* [Your assignment]: Reproduce every record below exactly as it appears.

Dataset rows describing interfaces:

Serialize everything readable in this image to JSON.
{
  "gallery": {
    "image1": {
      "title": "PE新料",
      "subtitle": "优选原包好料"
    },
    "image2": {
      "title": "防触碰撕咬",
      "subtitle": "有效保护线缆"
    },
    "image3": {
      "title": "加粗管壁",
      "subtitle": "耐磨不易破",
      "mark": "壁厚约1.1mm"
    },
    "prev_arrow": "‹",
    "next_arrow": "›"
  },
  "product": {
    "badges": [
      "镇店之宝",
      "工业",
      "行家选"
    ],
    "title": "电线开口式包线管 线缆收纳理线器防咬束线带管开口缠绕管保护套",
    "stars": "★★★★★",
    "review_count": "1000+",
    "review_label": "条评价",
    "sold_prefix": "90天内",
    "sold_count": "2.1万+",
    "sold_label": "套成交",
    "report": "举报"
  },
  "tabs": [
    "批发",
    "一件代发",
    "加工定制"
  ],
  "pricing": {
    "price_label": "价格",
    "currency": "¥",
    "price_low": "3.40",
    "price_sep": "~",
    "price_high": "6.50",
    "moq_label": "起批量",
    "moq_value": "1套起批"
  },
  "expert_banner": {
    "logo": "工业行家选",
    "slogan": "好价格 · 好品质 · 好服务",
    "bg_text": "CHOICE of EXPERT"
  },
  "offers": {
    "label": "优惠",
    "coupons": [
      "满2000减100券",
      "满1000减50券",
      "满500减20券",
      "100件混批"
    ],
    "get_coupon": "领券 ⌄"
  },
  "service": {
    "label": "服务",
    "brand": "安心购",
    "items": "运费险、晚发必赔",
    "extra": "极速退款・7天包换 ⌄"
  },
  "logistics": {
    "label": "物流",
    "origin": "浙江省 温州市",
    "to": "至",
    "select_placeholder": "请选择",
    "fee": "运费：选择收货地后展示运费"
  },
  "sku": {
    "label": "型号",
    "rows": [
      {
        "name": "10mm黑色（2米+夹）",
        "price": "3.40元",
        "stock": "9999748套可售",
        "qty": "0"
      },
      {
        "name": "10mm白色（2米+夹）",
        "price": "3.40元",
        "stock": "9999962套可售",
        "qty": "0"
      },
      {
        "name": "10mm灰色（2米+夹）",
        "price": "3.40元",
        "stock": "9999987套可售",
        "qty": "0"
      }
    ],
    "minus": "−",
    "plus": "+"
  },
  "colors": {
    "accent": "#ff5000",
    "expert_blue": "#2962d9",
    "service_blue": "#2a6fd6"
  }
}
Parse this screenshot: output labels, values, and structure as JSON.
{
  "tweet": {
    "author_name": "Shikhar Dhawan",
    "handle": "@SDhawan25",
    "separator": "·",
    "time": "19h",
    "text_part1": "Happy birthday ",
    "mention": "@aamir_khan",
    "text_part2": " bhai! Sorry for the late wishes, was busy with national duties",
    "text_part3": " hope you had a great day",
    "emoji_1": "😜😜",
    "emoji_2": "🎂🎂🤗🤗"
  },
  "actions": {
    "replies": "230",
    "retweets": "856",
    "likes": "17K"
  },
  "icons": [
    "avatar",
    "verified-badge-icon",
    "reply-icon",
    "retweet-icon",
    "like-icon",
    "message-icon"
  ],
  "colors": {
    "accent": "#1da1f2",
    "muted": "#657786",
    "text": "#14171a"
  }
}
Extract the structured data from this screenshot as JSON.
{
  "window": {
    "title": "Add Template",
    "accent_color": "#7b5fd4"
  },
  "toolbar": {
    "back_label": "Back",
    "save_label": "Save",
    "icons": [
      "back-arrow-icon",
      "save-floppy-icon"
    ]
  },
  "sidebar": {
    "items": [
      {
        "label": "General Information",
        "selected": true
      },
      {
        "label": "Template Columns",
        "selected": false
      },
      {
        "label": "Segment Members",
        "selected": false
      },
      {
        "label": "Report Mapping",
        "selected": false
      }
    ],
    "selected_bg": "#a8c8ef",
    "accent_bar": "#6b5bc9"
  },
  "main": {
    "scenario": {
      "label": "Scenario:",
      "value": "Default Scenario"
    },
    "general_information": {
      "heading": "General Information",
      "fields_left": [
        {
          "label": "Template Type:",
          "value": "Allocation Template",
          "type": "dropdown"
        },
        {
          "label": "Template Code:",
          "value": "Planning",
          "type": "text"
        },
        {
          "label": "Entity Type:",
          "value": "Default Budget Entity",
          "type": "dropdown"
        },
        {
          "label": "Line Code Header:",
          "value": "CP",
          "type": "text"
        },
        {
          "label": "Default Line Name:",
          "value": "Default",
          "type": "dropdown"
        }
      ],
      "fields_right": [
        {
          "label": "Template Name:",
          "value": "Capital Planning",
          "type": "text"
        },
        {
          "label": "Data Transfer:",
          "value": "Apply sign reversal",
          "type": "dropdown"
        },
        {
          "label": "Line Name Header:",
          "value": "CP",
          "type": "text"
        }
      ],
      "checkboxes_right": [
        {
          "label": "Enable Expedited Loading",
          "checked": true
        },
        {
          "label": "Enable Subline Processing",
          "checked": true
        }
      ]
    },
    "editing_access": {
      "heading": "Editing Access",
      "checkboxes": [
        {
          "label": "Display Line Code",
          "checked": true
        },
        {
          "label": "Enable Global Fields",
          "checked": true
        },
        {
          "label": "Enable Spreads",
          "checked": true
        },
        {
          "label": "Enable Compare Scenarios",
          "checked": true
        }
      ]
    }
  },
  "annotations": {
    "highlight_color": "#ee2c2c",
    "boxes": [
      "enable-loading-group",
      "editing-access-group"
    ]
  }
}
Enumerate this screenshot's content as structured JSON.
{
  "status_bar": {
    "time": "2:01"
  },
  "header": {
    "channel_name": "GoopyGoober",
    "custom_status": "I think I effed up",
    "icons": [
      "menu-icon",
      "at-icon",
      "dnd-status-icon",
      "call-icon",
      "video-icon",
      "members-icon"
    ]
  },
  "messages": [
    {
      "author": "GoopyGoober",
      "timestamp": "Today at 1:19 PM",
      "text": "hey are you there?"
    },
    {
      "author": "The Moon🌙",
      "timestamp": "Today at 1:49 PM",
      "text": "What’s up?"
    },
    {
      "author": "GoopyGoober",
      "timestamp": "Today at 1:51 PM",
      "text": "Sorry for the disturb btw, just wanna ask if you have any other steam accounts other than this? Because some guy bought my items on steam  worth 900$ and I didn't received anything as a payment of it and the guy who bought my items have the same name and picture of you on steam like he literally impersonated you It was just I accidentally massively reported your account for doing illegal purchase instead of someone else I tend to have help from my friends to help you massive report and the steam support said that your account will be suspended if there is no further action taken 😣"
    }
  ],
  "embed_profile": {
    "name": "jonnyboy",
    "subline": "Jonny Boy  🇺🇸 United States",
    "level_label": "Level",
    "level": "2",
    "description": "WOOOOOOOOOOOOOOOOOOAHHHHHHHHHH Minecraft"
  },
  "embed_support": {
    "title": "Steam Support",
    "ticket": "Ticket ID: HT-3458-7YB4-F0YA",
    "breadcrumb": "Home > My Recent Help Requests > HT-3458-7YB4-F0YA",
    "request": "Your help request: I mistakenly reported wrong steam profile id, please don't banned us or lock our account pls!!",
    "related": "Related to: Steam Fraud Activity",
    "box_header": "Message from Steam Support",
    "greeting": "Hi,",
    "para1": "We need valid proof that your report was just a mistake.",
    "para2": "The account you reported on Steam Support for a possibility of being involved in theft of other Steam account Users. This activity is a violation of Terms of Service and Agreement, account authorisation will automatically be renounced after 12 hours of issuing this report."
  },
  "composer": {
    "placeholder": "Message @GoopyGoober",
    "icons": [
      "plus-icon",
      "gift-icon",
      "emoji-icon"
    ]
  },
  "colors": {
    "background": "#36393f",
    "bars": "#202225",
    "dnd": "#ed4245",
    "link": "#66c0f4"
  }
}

* [Written solution]:
Serialize everything readable in this image to JSON.
{
  "gallery": {
    "image1": {
      "title": "PE新料",
      "subtitle": "优选原包好料"
    },
    "image2": {
      "title": "防触碰撕咬",
      "subtitle": "有效保护线缆"
    },
    "image3": {
      "title": "加粗管壁",
      "subtitle": "耐磨不易破",
      "mark": "壁厚约1.1mm"
    },
    "prev_arrow": "‹",
    "next_arrow": "›"
  },
  "product": {
    "badges": [
      "镇店之宝",
      "工业",
      "行家选"
    ],
    "title": "电线开口式包线管 线缆收纳理线器防咬束线带管开口缠绕管保护套",
    "stars": "★★★★★",
    "review_count": "1000+",
    "review_label": "条评价",
    "sold_prefix": "90天内",
    "sold_count": "2.1万+",
    "sold_label": "套成交",
    "report": "举报"
  },
  "tabs": [
    "批发",
    "一件代发",
    "加工定制"
  ],
  "pricing": {
    "price_label": "价格",
    "currency": "¥",
    "price_low": "3.40",
    "price_sep": "~",
    "price_high": "6.50",
    "moq_label": "起批量",
    "moq_value": "1套起批"
  },
  "expert_banner": {
    "logo": "工业行家选",
    "slogan": "好价格 · 好品质 · 好服务",
    "bg_text": "CHOICE of EXPERT"
  },
  "offers": {
    "label": "优惠",
    "coupons": [
      "满2000减100券",
      "满1000减50券",
      "满500减20券",
      "100件混批"
    ],
    "get_coupon": "领券 ⌄"
  },
  "service": {
    "label": "服务",
    "brand": "安心购",
    "items": "运费险、晚发必赔",
    "extra": "极速退款・7天包换 ⌄"
  },
  "logistics": {
    "label": "物流",
    "origin": "浙江省 温州市",
    "to": "至",
    "select_placeholder": "请选择",
    "fee": "运费：选择收货地后展示运费"
  },
  "sku": {
    "label": "型号",
    "rows": [
      {
        "name": "10mm黑色（2米+夹）",
        "price": "3.40元",
        "stock": "9999748套可售",
        "qty": "0"
      },
      {
        "name": "10mm白色（2米+夹）",
        "price": "3.40元",
        "stock": "9999962套可售",
        "qty": "0"
      },
      {
        "name": "10mm灰色（2米+夹）",
        "price": "3.40元",
        "stock": "9999987套可售",
        "qty": "0"
      }
    ],
    "minus": "−",
    "plus": "+"
  },
  "colors": {
    "accent": "#ff5000",
    "expert_blue": "#2962d9",
    "service_blue": "#2a6fd6"
  }
}
Parse this screenshot: output labels, values, and structure as JSON.
{
  "tweet": {
    "author_name": "Shikhar Dhawan",
    "handle": "@SDhawan25",
    "separator": "·",
    "time": "19h",
    "text_part1": "Happy birthday ",
    "mention": "@aamir_khan",
    "text_part2": " bhai! Sorry for the late wishes, was busy with national duties",
    "text_part3": " hope you had a great day",
    "emoji_1": "😜😜",
    "emoji_2": "🎂🎂🤗🤗"
  },
  "actions": {
    "replies": "230",
    "retweets": "856",
    "likes": "17K"
  },
  "icons": [
    "avatar",
    "verified-badge-icon",
    "reply-icon",
    "retweet-icon",
    "like-icon",
    "message-icon"
  ],
  "colors": {
    "accent": "#1da1f2",
    "muted": "#657786",
    "text": "#14171a"
  }
}
Extract the structured data from this screenshot as JSON.
{
  "window": {
    "title": "Add Template",
    "accent_color": "#7b5fd4"
  },
  "toolbar": {
    "back_label": "Back",
    "save_label": "Save",
    "icons": [
      "back-arrow-icon",
      "save-floppy-icon"
    ]
  },
  "sidebar": {
    "items": [
      {
        "label": "General Information",
        "selected": true
      },
      {
        "label": "Template Columns",
        "selected": false
      },
      {
        "label": "Segment Members",
        "selected": false
      },
      {
        "label": "Report Mapping",
        "selected": false
      }
    ],
    "selected_bg": "#a8c8ef",
    "accent_bar": "#6b5bc9"
  },
  "main": {
    "scenario": {
      "label": "Scenario:",
      "value": "Default Scenario"
    },
    "general_information": {
      "heading": "General Information",
      "fields_left": [
        {
          "label": "Template Type:",
          "value": "Allocation Template",
          "type": "dropdown"
        },
        {
          "label": "Template Code:",
          "value": "Planning",
          "type": "text"
        },
        {
          "label": "Entity Type:",
          "value": "Default Budget Entity",
          "type": "dropdown"
        },
        {
          "label": "Line Code Header:",
          "value": "CP",
          "type": "text"
        },
        {
          "label": "Default Line Name:",
          "value": "Default",
          "type": "dropdown"
        }
      ],
      "fields_right": [
        {
          "label": "Template Name:",
          "value": "Capital Planning",
          "type": "text"
        },
        {
          "label": "Data Transfer:",
          "value": "Apply sign reversal",
          "type": "dropdown"
        },
        {
          "label": "Line Name Header:",
          "value": "CP",
          "type": "text"
        }
      ],
      "checkboxes_right": [
        {
          "label": "Enable Expedited Loading",
          "checked": true
        },
        {
          "label": "Enable Subline Processing",
          "checked": true
        }
      ]
    },
    "editing_access": {
      "heading": "Editing Access",
      "checkboxes": [
        {
          "label": "Display Line Code",
          "checked": true
        },
        {
          "label": "Enable Global Fields",
          "checked": true
        },
        {
          "label": "Enable Spreads",
          "checked": true
        },
        {
          "label": "Enable Compare Scenarios",
          "checked": true
        }
      ]
    }
  },
  "annotations": {
    "highlight_color": "#ee2c2c",
    "boxes": [
      "enable-loading-group",
      "editing-access-group"
    ]
  }
}
Enumerate this screenshot's content as structured JSON.
{
  "status_bar": {
    "time": "2:01"
  },
  "header": {
    "channel_name": "GoopyGoober",
    "custom_status": "I think I effed up",
    "icons": [
      "menu-icon",
      "at-icon",
      "dnd-status-icon",
      "call-icon",
      "video-icon",
      "members-icon"
    ]
  },
  "messages": [
    {
      "author": "GoopyGoober",
      "timestamp": "Today at 1:19 PM",
      "text": "hey are you there?"
    },
    {
      "author": "The Moon🌙",
      "timestamp": "Today at 1:49 PM",
      "text": "What’s up?"
    },
    {
      "author": "GoopyGoober",
      "timestamp": "Today at 1:51 PM",
      "text": "Sorry for the disturb btw, just wanna ask if you have any other steam accounts other than this? Because some guy bought my items on steam  worth 900$ and I didn't received anything as a payment of it and the guy who bought my items have the same name and picture of you on steam like he literally impersonated you It was just I accidentally massively reported your account for doing illegal purchase instead of someone else I tend to have help from my friends to help you massive report and the steam support said that your account will be suspended if there is no further action taken 😣"
    }
  ],
  "embed_profile": {
    "name": "jonnyboy",
    "subline": "Jonny Boy  🇺🇸 United States",
    "level_label": "Level",
    "level": "2",
    "description": "WOOOOOOOOOOOOOOOOOOAHHHHHHHHHH Minecraft"
  },
  "embed_support": {
    "title": "Steam Support",
    "ticket": "Ticket ID: HT-3458-7YB4-F0YA",
    "breadcrumb": "Home > My Recent Help Requests > HT-3458-7YB4-F0YA",
    "request": "Your help request: I mistakenly reported wrong steam profile id, please don't banned us or lock our account pls!!",
    "related": "Related to: Steam Fraud Activity",
    "box_header": "Message from Steam Support",
    "greeting": "Hi,",
    "para1": "We need valid proof that your report was just a mistake.",
    "para2": "The account you reported on Steam Support for a possibility of being involved in theft of other Steam account Users. This activity is a violation of Terms of Service and Agreement, account authorisation will automatically be renounced after 12 hours of issuing this report."
  },
  "composer": {
    "placeholder": "Message @GoopyGoober",
    "icons": [
      "plus-icon",
      "gift-icon",
      "emoji-icon"
    ]
  },
  "colors": {
    "background": "#36393f",
    "bars": "#202225",
    "dnd": "#ed4245",
    "link": "#66c0f4"
  }
}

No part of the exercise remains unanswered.